    Yes, I agree with you there. Reviews of AAA titles are notoriously biased in favor; just look at the whole Kane & Lynch debacle for evidence. That’s why I’ve found that, more and more often, I go to my friends for opinion on games before trying them out myself. I’ve avoided some real stinkers that way, and also found some real gems that didn’t receive the accolades they deserve.

    Have you seen a general PC gaming community blog? That’d be awesome. I’m envisioning a group of close-knit players sharing their recommendations on a variety of games and offering completely non-biased reviews. I’ve actually thought of doing such a thing before. Hrmm, maybe I should look into it. I just don’t quite know enough players with good-blog-caliber writing skills :-P

  7. William Says:

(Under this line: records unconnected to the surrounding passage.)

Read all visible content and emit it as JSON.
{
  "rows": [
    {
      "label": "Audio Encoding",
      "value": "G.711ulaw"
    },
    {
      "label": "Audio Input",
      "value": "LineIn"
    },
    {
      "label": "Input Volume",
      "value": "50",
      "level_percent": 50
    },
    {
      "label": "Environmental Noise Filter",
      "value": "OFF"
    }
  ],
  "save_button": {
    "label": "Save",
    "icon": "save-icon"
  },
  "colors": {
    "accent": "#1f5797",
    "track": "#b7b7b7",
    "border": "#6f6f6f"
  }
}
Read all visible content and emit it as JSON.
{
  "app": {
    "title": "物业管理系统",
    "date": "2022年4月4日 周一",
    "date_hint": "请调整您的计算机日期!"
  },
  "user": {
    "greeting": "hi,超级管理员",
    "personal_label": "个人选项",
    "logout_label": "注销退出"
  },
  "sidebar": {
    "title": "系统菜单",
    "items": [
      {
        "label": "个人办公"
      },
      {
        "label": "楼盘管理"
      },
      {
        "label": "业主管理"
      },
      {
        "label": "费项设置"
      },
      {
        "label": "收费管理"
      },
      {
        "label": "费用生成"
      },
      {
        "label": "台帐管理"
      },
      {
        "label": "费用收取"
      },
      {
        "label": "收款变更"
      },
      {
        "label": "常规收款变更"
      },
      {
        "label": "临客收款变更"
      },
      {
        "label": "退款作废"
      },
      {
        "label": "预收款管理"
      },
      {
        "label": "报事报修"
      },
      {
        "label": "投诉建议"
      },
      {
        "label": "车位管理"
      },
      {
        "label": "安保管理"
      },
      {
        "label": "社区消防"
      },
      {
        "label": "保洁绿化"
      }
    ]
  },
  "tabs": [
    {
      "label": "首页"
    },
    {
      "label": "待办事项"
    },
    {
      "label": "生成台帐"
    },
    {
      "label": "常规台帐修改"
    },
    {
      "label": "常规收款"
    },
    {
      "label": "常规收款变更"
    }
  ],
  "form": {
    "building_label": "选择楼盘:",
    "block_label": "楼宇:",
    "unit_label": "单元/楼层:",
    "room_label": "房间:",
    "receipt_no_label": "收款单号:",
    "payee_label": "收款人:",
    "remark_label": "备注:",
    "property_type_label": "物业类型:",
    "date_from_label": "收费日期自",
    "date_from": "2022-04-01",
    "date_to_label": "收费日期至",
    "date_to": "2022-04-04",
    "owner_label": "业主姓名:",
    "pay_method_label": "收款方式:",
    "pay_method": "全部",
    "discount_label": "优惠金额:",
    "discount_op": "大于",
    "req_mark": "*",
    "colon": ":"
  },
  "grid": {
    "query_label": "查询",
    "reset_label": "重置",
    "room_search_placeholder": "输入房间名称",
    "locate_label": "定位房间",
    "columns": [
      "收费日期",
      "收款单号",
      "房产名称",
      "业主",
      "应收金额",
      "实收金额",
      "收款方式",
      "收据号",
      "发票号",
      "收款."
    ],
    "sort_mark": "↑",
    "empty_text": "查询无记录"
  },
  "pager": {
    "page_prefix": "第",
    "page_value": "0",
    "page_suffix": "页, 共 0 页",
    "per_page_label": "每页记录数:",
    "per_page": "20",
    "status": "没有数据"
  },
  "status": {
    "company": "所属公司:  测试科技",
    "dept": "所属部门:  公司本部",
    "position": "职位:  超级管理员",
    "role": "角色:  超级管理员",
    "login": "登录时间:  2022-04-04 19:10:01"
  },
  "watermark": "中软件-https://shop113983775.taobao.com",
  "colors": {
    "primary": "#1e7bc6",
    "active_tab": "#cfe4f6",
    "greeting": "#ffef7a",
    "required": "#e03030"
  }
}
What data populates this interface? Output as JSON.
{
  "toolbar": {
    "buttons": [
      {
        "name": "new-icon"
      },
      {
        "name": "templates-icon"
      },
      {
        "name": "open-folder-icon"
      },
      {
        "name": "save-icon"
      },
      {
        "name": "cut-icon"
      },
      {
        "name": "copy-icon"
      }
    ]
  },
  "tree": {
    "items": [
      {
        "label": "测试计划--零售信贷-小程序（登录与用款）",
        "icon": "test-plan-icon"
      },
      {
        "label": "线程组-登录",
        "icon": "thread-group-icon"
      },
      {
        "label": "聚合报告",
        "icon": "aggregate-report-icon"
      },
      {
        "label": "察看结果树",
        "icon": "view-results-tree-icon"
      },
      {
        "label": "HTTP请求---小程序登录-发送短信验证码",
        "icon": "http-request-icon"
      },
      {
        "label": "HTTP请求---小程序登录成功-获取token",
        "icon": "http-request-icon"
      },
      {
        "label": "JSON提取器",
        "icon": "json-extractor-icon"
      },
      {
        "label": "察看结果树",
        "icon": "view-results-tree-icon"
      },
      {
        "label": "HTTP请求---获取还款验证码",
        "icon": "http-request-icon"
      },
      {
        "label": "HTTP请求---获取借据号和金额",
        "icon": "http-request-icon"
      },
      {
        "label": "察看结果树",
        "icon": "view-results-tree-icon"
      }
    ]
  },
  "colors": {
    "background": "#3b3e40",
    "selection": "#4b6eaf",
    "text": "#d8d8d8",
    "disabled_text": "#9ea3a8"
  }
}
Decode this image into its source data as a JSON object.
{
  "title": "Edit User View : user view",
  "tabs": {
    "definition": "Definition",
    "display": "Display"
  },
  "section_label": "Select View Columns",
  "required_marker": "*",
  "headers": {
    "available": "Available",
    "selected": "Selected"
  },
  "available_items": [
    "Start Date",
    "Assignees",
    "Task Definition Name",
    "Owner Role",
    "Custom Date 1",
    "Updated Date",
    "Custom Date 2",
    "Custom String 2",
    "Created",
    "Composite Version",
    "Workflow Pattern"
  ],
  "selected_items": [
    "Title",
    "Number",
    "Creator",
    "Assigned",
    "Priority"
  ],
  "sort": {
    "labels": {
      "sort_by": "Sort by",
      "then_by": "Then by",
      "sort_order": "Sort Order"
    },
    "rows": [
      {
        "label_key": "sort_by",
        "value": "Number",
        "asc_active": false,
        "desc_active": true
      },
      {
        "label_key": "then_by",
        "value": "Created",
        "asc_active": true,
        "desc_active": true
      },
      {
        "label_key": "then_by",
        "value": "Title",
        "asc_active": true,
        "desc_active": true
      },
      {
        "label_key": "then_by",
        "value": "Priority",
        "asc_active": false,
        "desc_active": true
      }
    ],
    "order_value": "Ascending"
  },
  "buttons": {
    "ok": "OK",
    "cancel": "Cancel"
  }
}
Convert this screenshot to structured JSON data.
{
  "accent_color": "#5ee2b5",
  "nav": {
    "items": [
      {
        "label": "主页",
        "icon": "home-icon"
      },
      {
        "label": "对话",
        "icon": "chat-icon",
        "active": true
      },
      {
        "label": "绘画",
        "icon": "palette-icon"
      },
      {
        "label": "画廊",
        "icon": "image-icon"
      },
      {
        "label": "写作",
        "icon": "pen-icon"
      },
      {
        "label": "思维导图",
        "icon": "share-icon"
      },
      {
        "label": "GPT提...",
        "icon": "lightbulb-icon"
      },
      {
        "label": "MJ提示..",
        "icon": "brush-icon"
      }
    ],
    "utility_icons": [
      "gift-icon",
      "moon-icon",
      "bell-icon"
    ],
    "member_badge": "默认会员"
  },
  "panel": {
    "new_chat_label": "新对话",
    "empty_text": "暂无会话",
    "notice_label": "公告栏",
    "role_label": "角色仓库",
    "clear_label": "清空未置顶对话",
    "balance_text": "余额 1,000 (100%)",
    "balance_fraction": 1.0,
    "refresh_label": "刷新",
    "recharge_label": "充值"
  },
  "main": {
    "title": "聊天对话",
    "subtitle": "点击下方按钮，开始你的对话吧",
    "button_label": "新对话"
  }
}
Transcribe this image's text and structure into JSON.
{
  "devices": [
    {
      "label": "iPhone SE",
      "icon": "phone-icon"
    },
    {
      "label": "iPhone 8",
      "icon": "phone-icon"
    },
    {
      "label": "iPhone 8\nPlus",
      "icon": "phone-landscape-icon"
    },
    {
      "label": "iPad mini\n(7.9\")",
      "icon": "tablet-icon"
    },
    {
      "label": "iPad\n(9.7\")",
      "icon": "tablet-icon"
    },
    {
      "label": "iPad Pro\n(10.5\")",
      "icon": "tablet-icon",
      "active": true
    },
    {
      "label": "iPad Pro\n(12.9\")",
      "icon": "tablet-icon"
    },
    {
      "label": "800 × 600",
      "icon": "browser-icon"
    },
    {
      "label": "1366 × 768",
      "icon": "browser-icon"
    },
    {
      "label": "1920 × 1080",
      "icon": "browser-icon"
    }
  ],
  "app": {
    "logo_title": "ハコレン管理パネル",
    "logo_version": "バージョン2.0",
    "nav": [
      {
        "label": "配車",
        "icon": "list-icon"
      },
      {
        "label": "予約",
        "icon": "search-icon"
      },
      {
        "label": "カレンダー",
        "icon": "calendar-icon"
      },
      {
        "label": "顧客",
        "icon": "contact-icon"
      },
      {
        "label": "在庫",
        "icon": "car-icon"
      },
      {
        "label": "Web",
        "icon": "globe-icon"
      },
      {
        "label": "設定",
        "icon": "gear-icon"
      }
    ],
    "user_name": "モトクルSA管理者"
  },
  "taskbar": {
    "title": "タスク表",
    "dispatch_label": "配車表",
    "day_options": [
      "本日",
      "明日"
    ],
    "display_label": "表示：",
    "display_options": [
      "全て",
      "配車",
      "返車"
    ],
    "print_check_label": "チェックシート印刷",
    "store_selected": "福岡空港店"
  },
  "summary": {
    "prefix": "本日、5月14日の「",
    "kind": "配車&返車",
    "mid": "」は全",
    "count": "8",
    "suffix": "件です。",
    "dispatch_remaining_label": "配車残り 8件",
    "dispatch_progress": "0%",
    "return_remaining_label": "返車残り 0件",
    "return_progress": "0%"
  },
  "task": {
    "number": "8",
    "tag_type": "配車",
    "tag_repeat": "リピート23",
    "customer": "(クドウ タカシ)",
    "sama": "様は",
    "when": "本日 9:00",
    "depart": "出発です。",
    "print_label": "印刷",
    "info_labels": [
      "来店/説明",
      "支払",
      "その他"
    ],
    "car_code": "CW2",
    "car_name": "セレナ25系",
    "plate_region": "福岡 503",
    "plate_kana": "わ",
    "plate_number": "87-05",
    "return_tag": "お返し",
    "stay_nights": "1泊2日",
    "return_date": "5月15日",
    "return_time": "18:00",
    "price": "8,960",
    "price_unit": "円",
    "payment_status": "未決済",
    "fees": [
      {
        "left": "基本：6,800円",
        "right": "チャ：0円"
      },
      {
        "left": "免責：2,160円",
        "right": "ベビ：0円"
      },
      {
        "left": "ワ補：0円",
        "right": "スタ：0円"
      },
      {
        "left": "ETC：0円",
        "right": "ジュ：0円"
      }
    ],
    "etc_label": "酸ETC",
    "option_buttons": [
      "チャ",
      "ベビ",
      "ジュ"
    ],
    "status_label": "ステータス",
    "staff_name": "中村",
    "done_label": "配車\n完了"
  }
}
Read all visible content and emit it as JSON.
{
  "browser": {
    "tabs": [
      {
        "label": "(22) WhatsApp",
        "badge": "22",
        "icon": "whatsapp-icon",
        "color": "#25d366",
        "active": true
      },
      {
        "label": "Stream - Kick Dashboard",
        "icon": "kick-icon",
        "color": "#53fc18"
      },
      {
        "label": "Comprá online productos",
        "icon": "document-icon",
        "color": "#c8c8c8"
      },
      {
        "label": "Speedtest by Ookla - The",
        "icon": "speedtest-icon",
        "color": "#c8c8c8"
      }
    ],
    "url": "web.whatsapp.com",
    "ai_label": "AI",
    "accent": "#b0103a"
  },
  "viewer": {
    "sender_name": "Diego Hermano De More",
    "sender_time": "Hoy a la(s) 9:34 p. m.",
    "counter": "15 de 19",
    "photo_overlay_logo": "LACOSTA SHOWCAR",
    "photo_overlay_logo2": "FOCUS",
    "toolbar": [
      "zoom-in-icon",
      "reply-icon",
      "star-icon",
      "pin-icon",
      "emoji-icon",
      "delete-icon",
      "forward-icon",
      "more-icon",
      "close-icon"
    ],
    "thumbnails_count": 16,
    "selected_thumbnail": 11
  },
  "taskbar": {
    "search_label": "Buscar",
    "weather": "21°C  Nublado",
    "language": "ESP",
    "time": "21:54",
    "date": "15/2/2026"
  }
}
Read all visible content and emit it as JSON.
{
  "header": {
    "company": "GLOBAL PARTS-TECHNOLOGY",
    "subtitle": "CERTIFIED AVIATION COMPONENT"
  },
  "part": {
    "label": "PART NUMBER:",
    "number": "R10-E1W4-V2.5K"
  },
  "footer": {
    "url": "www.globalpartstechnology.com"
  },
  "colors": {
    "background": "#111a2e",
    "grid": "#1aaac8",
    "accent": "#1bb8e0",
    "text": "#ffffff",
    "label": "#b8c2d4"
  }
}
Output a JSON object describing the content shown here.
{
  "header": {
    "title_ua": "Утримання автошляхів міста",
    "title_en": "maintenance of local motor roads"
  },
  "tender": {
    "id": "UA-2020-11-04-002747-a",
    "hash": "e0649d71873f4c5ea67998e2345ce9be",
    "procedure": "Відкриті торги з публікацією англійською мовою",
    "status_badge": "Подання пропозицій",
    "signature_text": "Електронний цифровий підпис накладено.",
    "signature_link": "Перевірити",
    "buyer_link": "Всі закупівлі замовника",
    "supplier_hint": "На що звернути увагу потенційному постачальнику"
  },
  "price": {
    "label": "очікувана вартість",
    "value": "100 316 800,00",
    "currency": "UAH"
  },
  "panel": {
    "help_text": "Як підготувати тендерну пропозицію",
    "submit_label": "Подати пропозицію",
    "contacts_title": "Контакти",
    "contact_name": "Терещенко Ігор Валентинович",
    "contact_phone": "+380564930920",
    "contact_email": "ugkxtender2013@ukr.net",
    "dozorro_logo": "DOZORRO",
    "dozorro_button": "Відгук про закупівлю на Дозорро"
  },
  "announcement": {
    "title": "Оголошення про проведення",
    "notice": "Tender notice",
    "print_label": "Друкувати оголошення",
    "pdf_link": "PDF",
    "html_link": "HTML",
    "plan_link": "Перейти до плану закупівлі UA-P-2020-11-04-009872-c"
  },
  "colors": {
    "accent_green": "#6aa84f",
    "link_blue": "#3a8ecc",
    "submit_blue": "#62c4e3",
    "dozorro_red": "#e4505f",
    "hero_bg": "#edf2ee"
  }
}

    Have you heard of Penny Arcade?
    I’m largely joking, but I really like it, and they take avoidance of conflict of interest very seriously.

  8. Cyde Weys Says:

    Yeah, I read Penny-Arcade all the time. I think what makes it stand out above all the rest is that it has a two man team, with one focusing exclusively on the writing. The writing in that strip is really top notch (as are the news posts), and it’s something that really appeals to me. Just as an example of excellent writing, check out this strip, which is one of the best web comic strips I’ve read in recent memory. “Without bones, these ten gnarled hooves cannot support its weight.”

    Bwahahahaha!

    And yeah, I trust their game opinions better than most, but I still trust friends’ recommendations most of all. The Penny-Arcade folks are earning a tidy sum of advertising revenue from videogame publishers; my friends aren’t earning anything.

  9. Yes, I’m still around | Cyde Weys Musings Says:

    […] thinking about refocusing this blog somewhat (though this is far from the first time I’ve said those words without following through on it, so who knows what’ll happen). The general topic format just […]

  10. Stin Says:

    Just to let you know I’ve only just found this blog. A few mates and I are really getting into Supcom (We’ve played since launch but RL issues obviously take priority). Anyway right now we run closed VPN games once a week, and this blog has some fantastic information.

    Many thanks for your efforts and I hope Supcom develops a stealth underground of players, and makes a little comeback. It really is a great game. Everything I ever wanted from an RTS. (Apart from the ability to save a multiplayer game).

    Thanks again.

    Stin